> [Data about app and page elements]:
-- Opening Marker --
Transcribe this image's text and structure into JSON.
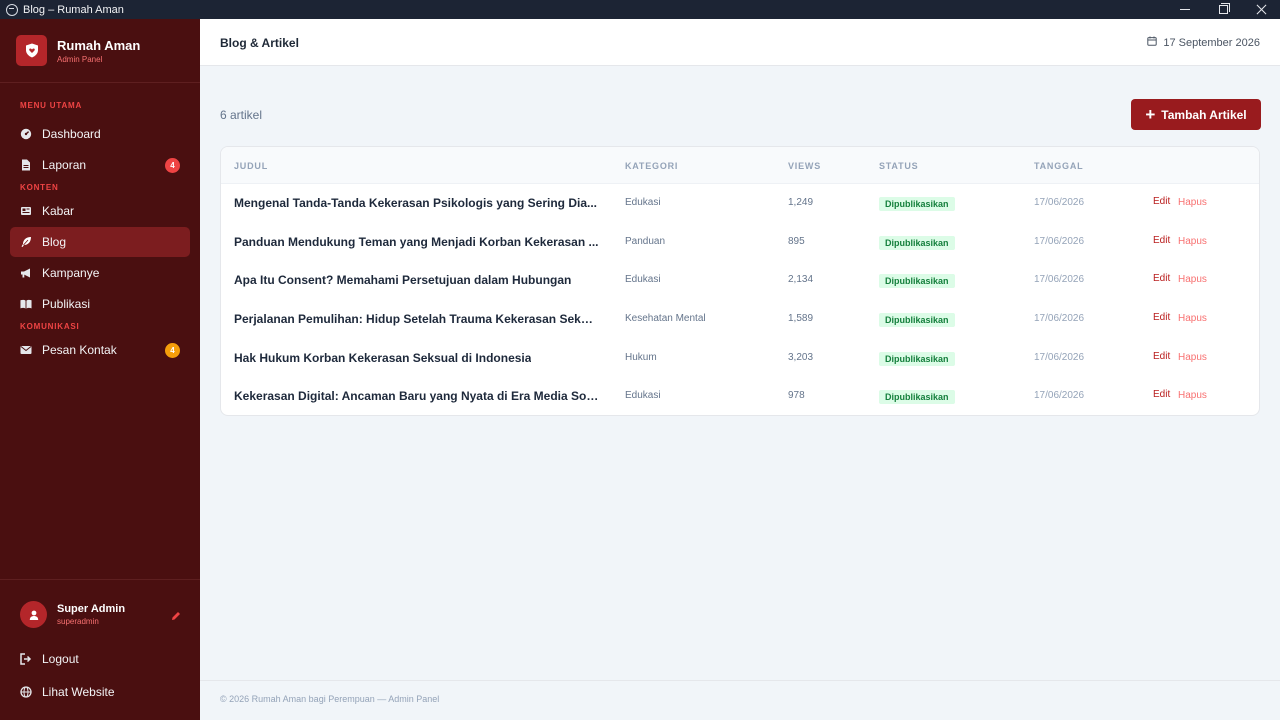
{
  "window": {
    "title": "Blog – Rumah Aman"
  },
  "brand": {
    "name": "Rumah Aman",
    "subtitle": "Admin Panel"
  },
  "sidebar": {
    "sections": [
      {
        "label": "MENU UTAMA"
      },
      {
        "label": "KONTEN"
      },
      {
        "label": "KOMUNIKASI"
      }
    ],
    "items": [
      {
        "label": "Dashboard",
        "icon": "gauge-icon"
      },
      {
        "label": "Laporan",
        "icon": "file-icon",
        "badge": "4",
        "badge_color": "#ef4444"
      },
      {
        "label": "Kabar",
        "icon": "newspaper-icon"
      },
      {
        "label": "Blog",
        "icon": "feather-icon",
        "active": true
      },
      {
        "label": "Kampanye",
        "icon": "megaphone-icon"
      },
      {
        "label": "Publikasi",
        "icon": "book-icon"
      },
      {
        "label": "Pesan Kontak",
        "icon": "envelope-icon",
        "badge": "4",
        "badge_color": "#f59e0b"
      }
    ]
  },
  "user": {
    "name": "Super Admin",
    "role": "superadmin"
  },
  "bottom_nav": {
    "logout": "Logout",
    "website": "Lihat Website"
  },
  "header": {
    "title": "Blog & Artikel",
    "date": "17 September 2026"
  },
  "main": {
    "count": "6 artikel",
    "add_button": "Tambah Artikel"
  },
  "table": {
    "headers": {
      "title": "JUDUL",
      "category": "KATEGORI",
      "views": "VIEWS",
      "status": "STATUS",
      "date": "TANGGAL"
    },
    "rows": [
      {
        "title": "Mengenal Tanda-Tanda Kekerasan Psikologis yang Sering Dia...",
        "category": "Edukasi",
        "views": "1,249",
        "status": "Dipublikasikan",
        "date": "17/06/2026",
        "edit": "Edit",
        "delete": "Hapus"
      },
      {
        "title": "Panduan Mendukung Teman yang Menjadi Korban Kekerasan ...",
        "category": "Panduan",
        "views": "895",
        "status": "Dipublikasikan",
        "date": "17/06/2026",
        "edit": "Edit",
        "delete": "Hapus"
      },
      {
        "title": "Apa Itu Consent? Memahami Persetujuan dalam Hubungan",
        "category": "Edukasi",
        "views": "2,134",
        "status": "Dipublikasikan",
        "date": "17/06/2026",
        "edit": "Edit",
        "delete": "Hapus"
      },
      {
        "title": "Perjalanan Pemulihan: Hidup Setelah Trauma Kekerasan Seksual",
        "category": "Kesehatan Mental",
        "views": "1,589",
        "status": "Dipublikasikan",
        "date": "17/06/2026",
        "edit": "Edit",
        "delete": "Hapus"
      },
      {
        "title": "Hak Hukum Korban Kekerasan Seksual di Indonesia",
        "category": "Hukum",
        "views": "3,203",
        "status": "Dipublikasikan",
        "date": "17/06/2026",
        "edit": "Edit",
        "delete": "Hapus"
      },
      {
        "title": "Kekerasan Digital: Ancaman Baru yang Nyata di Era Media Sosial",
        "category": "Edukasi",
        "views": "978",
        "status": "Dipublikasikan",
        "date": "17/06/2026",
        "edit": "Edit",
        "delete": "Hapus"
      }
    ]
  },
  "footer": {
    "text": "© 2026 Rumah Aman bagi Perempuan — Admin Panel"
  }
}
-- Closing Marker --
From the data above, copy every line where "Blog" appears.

> [Task output]:
    "title": "Blog – Rumah Aman"
        "label": "Blog",
    "title": "Blog & Artikel",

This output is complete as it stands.